But other sentences used in the experiment were not highly predictable. When noise levels were high, and when the surgeons were asked to perform tasks in the lab, their ability to figure out the words in the sentence declined.
Bush, an otolaryngologist and audiology researcher, says that in his training experience in medical school, residency, and now in practice, he's "seen a diverse array of operating room environments, with lots of different music styles and volumes.
"And I know from communicating with my colleagues and the co-authors of this paper that they have been exposed to music or loud conversations and distractions in the background that make it difficult to communicate. Every person who has worked in the operating room can think of times or situations where they weren't able to communicate as well or hear what is being said because of loud music."
Bush is quick to acknowledge that his study uses a very small sample, and has major limitations. For example, the surgeons were not tested for their ability to communicate with other members of their surgical team such as nurses or techs. "We need a study with more subjects and which involves more disciplines.
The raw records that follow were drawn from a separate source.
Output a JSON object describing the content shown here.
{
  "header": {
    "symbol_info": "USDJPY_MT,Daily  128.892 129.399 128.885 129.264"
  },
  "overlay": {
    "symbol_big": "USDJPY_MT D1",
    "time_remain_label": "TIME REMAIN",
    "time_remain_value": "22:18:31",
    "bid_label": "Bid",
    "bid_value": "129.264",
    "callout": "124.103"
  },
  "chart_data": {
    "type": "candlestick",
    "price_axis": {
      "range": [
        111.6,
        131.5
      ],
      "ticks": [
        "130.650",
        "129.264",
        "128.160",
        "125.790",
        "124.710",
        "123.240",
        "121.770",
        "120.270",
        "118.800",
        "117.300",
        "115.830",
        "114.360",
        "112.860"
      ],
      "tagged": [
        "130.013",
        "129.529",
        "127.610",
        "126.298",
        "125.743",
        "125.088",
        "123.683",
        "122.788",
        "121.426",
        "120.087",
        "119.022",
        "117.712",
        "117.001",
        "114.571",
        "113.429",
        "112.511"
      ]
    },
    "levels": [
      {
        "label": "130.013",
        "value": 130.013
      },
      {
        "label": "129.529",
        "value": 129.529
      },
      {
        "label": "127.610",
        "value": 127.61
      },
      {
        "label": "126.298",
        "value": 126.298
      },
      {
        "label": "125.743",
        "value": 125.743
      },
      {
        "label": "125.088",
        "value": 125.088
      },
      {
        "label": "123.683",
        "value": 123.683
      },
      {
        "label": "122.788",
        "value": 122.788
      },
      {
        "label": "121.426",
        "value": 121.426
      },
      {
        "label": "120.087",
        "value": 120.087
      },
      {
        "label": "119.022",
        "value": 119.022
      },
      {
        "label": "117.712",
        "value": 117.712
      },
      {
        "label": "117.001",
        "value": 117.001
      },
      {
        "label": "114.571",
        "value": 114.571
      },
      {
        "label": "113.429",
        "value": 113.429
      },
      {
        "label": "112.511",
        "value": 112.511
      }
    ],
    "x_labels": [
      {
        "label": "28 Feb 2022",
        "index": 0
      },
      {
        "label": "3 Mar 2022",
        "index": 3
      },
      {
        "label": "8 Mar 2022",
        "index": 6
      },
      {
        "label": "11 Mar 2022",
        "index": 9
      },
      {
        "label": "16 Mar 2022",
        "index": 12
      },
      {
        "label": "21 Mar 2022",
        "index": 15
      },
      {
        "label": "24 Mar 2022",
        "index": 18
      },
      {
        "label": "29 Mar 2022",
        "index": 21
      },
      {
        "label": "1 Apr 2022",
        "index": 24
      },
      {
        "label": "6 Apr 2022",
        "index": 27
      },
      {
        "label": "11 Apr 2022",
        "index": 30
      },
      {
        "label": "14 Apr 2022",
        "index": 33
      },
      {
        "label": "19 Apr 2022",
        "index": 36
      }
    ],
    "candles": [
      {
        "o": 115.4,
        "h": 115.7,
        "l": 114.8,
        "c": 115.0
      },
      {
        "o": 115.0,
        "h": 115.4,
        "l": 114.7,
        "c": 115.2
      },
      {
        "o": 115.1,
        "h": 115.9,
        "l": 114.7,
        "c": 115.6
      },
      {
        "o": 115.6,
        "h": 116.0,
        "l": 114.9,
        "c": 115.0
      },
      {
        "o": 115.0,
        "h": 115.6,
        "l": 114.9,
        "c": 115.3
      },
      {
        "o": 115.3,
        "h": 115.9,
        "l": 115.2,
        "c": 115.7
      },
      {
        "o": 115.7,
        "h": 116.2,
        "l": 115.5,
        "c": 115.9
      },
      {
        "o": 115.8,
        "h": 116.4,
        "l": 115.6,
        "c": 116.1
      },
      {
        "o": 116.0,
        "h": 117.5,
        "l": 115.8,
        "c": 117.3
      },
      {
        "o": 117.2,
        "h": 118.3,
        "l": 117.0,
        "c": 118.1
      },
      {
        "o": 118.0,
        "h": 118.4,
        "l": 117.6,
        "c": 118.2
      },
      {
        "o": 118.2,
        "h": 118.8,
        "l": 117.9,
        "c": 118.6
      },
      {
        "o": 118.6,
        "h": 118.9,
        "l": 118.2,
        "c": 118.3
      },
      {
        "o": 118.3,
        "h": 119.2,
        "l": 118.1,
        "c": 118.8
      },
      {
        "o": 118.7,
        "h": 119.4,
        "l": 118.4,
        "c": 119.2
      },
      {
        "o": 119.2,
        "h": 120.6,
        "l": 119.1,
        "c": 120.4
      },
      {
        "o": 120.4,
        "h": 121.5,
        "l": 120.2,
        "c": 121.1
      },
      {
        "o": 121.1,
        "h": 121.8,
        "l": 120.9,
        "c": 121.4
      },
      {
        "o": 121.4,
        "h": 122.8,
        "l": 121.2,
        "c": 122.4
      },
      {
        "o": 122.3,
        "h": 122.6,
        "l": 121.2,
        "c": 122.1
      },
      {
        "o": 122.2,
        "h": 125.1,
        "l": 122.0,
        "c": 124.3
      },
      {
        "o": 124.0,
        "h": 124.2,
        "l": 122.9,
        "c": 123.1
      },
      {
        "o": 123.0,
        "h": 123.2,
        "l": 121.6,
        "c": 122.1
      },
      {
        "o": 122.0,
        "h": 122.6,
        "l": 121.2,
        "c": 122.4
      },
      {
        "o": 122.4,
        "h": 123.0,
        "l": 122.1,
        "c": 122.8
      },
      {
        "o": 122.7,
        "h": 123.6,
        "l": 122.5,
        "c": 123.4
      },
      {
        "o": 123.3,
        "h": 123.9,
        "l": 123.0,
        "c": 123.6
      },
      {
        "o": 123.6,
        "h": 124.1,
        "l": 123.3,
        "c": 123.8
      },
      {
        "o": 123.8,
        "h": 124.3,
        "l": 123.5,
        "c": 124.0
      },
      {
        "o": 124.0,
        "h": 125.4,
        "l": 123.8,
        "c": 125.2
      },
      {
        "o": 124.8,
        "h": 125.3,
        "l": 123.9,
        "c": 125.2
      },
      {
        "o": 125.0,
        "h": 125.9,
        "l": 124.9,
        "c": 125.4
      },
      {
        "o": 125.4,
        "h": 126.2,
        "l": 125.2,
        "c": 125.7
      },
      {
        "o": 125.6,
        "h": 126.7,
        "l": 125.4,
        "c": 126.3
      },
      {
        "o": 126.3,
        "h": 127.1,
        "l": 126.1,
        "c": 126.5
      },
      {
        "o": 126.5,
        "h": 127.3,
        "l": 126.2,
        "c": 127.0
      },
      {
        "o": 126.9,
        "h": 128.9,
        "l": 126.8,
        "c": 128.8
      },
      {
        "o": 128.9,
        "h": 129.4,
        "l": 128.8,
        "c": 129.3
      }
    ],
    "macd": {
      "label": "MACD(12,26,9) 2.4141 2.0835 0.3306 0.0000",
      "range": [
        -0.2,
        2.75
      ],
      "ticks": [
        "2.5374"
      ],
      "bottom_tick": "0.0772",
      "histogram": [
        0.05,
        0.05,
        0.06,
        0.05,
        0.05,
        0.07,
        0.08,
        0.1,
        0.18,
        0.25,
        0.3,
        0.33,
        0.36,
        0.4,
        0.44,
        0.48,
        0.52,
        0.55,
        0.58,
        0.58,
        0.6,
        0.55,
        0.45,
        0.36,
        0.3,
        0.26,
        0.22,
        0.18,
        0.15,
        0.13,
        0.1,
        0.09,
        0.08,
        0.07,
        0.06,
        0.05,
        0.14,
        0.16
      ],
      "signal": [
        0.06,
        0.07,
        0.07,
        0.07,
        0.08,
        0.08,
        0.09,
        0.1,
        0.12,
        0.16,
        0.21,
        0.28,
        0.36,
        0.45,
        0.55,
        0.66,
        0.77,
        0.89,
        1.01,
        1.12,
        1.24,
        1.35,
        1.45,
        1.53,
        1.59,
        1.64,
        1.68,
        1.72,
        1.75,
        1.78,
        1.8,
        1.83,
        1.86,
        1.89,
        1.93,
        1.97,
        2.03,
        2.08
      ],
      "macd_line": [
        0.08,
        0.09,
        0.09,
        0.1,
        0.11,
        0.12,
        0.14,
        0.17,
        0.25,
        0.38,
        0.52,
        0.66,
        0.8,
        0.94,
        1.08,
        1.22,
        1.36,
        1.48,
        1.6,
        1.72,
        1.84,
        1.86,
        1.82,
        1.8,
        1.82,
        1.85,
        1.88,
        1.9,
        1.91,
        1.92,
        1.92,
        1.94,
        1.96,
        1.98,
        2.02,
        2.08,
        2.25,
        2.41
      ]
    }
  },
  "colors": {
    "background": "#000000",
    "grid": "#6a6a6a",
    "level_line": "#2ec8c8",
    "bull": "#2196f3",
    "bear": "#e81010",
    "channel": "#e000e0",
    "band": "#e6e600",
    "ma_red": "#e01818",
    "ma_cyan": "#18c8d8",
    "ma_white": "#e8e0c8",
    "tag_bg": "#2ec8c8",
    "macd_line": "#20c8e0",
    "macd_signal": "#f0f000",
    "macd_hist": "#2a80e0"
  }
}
But this is a dialogue starter, and that's what it's done at our institution."